» **Task inputs**
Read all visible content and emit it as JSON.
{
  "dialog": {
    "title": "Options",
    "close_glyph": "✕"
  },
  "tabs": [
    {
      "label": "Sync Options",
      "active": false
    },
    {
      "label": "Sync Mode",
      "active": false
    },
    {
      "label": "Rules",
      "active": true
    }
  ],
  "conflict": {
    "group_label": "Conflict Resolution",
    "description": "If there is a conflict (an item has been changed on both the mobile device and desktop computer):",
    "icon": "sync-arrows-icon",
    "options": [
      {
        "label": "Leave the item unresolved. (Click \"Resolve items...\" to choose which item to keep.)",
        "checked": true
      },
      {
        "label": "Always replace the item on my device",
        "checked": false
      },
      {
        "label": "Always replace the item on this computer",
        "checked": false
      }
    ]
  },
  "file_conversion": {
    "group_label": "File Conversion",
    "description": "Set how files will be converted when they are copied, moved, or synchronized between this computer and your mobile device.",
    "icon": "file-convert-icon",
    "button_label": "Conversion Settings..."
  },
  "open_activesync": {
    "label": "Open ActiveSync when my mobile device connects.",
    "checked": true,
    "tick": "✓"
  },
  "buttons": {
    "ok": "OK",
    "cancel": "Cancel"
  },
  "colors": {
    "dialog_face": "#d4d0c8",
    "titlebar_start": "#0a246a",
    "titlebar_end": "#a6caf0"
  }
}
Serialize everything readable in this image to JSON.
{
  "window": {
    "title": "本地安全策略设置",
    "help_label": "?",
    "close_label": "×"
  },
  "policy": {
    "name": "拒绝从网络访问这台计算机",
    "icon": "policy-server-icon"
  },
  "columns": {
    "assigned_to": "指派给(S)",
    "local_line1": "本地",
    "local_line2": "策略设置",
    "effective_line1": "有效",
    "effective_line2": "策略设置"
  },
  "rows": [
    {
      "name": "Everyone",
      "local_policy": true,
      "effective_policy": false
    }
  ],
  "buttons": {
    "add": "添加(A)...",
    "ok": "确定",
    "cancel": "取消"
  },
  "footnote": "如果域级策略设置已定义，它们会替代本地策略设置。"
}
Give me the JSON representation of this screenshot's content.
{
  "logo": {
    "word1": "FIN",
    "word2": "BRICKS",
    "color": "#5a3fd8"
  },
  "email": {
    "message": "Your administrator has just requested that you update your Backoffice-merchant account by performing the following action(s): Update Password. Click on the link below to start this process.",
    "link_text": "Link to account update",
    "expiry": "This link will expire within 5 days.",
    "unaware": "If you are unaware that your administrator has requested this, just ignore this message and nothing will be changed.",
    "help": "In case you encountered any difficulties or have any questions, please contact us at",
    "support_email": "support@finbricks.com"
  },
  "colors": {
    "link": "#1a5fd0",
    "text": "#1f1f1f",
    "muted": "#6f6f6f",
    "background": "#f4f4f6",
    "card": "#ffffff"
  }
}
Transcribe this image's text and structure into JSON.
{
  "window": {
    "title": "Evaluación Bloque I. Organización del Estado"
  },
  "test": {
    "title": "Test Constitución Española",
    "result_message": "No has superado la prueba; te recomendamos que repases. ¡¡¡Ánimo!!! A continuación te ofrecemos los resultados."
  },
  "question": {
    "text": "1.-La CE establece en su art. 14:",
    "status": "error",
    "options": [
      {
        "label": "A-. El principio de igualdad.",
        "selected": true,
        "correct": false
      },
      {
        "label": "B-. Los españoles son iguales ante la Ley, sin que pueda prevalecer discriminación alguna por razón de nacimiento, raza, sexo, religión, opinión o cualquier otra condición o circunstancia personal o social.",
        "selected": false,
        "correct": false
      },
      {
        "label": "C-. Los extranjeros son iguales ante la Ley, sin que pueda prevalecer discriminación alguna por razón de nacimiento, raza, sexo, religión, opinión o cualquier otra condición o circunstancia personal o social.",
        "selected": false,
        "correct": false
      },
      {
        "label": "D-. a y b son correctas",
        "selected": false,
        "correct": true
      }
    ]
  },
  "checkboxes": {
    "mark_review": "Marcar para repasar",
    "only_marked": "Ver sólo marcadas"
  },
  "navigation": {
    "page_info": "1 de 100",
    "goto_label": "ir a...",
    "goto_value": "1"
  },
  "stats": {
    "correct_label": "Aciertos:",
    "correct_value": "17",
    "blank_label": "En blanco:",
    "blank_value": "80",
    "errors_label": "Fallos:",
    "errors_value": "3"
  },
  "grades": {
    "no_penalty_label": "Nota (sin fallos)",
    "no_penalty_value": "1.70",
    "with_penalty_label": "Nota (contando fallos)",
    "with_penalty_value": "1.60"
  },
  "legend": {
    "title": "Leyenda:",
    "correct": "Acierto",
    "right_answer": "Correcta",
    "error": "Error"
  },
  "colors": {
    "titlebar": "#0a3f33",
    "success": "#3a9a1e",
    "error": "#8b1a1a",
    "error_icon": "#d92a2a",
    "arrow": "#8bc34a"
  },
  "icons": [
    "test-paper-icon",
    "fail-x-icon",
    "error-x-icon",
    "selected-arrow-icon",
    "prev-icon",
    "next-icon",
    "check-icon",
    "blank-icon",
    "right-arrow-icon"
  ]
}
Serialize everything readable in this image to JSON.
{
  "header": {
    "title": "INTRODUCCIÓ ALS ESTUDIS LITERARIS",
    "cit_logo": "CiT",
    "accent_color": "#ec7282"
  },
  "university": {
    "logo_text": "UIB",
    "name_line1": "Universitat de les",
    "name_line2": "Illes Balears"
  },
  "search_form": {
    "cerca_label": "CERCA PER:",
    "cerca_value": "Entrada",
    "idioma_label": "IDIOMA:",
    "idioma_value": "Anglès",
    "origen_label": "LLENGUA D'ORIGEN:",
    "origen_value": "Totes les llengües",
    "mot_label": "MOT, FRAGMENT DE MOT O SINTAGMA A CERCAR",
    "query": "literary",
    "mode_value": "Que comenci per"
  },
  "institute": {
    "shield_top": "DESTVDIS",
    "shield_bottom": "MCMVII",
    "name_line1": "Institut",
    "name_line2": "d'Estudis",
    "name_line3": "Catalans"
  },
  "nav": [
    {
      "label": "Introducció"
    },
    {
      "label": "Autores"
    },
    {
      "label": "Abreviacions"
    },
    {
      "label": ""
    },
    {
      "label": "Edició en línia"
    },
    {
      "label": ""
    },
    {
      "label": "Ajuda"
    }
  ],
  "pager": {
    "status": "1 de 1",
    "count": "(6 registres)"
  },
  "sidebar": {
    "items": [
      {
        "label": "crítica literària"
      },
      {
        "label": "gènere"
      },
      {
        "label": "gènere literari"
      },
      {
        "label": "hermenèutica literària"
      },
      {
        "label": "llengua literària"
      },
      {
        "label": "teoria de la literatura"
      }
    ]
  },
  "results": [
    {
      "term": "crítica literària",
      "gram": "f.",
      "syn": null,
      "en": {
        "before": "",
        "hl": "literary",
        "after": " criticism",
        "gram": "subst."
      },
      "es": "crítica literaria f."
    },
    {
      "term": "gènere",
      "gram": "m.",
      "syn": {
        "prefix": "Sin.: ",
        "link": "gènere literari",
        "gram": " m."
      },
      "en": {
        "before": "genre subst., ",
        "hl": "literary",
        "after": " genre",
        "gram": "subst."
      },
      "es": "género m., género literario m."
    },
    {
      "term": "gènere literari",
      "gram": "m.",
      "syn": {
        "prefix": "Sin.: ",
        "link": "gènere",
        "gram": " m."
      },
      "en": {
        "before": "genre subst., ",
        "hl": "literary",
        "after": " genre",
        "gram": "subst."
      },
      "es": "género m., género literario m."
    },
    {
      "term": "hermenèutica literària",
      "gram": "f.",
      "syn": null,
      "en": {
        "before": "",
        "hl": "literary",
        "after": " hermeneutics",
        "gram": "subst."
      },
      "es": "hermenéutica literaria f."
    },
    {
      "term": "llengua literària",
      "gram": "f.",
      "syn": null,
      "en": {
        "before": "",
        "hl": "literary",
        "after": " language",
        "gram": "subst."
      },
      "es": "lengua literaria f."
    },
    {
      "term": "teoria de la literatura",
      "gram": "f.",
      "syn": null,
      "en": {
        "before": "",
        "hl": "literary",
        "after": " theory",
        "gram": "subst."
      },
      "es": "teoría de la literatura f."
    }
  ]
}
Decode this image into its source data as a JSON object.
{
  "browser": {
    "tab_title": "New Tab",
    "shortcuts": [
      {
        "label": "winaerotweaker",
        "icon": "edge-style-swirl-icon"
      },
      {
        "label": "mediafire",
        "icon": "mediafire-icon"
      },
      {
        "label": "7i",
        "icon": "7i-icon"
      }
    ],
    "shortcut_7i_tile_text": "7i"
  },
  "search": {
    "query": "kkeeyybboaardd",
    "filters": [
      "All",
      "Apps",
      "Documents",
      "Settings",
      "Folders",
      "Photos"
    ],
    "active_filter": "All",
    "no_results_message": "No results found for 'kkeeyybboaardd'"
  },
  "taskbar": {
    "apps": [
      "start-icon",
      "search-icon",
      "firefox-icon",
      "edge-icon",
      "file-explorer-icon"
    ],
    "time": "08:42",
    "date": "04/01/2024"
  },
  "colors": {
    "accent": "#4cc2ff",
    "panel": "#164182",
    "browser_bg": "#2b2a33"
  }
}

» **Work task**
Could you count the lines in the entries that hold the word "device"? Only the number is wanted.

» **Answer section**
4